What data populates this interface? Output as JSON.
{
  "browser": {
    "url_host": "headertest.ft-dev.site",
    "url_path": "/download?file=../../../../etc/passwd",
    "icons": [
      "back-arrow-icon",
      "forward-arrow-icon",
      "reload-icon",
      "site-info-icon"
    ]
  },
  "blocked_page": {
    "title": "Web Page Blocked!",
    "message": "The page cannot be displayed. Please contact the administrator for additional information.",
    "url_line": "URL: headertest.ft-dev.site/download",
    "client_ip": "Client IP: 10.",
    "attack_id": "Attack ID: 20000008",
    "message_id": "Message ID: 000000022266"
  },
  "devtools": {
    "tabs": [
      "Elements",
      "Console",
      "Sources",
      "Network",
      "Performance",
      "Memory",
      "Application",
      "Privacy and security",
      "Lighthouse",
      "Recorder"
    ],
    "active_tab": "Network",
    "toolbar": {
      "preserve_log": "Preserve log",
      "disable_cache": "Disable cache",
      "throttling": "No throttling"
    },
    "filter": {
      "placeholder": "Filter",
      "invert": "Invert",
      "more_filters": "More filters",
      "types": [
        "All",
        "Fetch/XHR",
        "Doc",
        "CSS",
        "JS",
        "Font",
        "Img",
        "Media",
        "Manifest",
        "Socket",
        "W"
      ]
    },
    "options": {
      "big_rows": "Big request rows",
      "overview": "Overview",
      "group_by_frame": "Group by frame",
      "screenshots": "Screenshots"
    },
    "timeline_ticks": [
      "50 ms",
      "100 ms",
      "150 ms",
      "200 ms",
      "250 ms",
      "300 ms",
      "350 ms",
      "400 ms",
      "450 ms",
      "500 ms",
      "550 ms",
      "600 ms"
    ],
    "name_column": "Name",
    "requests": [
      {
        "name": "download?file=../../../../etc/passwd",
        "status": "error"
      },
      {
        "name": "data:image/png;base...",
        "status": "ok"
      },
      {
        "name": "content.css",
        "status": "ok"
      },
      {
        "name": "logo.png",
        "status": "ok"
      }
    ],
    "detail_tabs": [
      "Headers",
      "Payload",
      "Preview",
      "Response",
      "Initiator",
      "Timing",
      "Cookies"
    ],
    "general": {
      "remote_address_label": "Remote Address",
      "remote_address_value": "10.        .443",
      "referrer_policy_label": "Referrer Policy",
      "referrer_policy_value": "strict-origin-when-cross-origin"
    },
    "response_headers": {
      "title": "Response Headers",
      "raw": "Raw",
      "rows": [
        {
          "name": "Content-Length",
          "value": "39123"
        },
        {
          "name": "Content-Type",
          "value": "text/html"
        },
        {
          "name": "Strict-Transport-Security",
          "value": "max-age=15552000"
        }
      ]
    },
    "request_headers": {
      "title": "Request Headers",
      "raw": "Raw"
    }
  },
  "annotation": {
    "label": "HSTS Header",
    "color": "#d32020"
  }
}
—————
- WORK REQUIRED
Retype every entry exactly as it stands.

- TASK RESPONSE
What data populates this interface? Output as JSON.
{
  "browser": {
    "url_host": "headertest.ft-dev.site",
    "url_path": "/download?file=../../../../etc/passwd",
    "icons": [
      "back-arrow-icon",
      "forward-arrow-icon",
      "reload-icon",
      "site-info-icon"
    ]
  },
  "blocked_page": {
    "title": "Web Page Blocked!",
    "message": "The page cannot be displayed. Please contact the administrator for additional information.",
    "url_line": "URL: headertest.ft-dev.site/download",
    "client_ip": "Client IP: 10.",
    "attack_id": "Attack ID: 20000008",
    "message_id": "Message ID: 000000022266"
  },
  "devtools": {
    "tabs": [
      "Elements",
      "Console",
      "Sources",
      "Network",
      "Performance",
      "Memory",
      "Application",
      "Privacy and security",
      "Lighthouse",
      "Recorder"
    ],
    "active_tab": "Network",
    "toolbar": {
      "preserve_log": "Preserve log",
      "disable_cache": "Disable cache",
      "throttling": "No throttling"
    },
    "filter": {
      "placeholder": "Filter",
      "invert": "Invert",
      "more_filters": "More filters",
      "types": [
        "All",
        "Fetch/XHR",
        "Doc",
        "CSS",
        "JS",
        "Font",
        "Img",
        "Media",
        "Manifest",
        "Socket",
        "W"
      ]
    },
    "options": {
      "big_rows": "Big request rows",
      "overview": "Overview",
      "group_by_frame": "Group by frame",
      "screenshots": "Screenshots"
    },
    "timeline_ticks": [
      "50 ms",
      "100 ms",
      "150 ms",
      "200 ms",
      "250 ms",
      "300 ms",
      "350 ms",
      "400 ms",
      "450 ms",
      "500 ms",
      "550 ms",
      "600 ms"
    ],
    "name_column": "Name",
    "requests": [
      {
        "name": "download?file=../../../../etc/passwd",
        "status": "error"
      },
      {
        "name": "data:image/png;base...",
        "status": "ok"
      },
      {
        "name": "content.css",
        "status": "ok"
      },
      {
        "name": "logo.png",
        "status": "ok"
      }
    ],
    "detail_tabs": [
      "Headers",
      "Payload",
      "Preview",
      "Response",
      "Initiator",
      "Timing",
      "Cookies"
    ],
    "general": {
      "remote_address_label": "Remote Address",
      "remote_address_value": "10.        .443",
      "referrer_policy_label": "Referrer Policy",
      "referrer_policy_value": "strict-origin-when-cross-origin"
    },
    "response_headers": {
      "title": "Response Headers",
      "raw": "Raw",
      "rows": [
        {
          "name": "Content-Length",
          "value": "39123"
        },
        {
          "name": "Content-Type",
          "value": "text/html"
        },
        {
          "name": "Strict-Transport-Security",
          "value": "max-age=15552000"
        }
      ]
    },
    "request_headers": {
      "title": "Request Headers",
      "raw": "Raw"
    }
  },
  "annotation": {
    "label": "HSTS Header",
    "color": "#d32020"
  }
}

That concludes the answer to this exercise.